Modern air travel has frequently been cited as a leading cause for the rapid spread of disease within countries and internationally. The outbreaks of SARS, MERS, and Ebola have focused debate on a number of issues surrounding air travel, including isolation and quarantine, restrictions on travel, disease surveillance, screening protocols, contact tracing, and decontamination procedures. The issues and the lack of clarity surrounding them are the result of a number of factors, particularly confusion about the rights of travelers; lack of clarity and guidance on the powers and duties of airports and airlines; debates over the powers and duties of governments and public health officials; and insufficiently robust communication and coordination among local, state, national, and international stakeholders.
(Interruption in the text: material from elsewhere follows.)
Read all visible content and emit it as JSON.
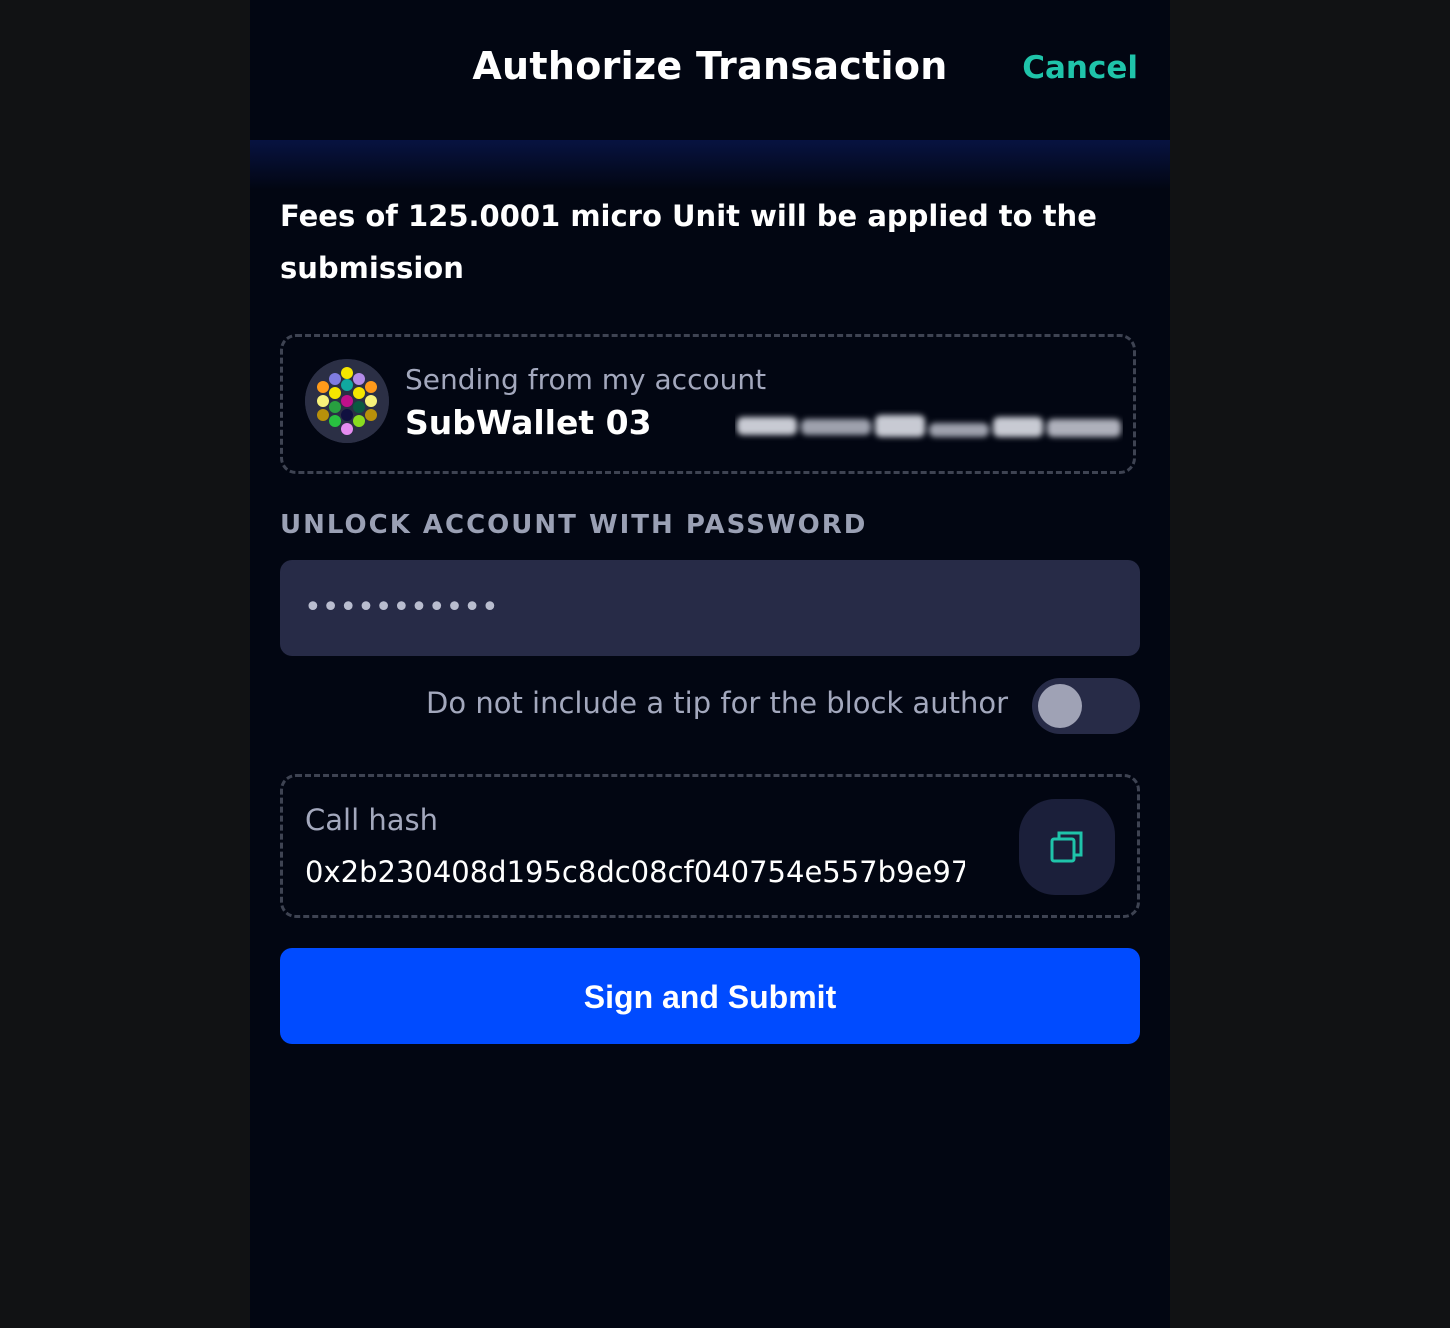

The objective of this research is to develop best practices for airport lawyers and managers that outline the legal rights, powers, and duties of an airport in addressing the spread of communicable diseases through air travel. The research will identify and describe the rights and obligations of additional stakeholders in response to the potential transmittal of disease, such as the World Health Organization, the U.S. CDC and other federal agencies, and state and local health and public safety organizations. The research will also set forth available options to address these issues under existing laws and policies, as well as potential opportunities to address inadequacies in the current legal landscape. Research will include but not be limited to a review of legal issues relating to isolation and quarantine, disease surveillance, screening protocols, contact tracing, and decontamination procedures, search and seizure, involuntary testing, denial of access (to the airport, to travel, etc.), and privacy and personal health information. The final product should be a form of playbook that allows airport attorneys, management, and staff to respond to a public health emergency in real time.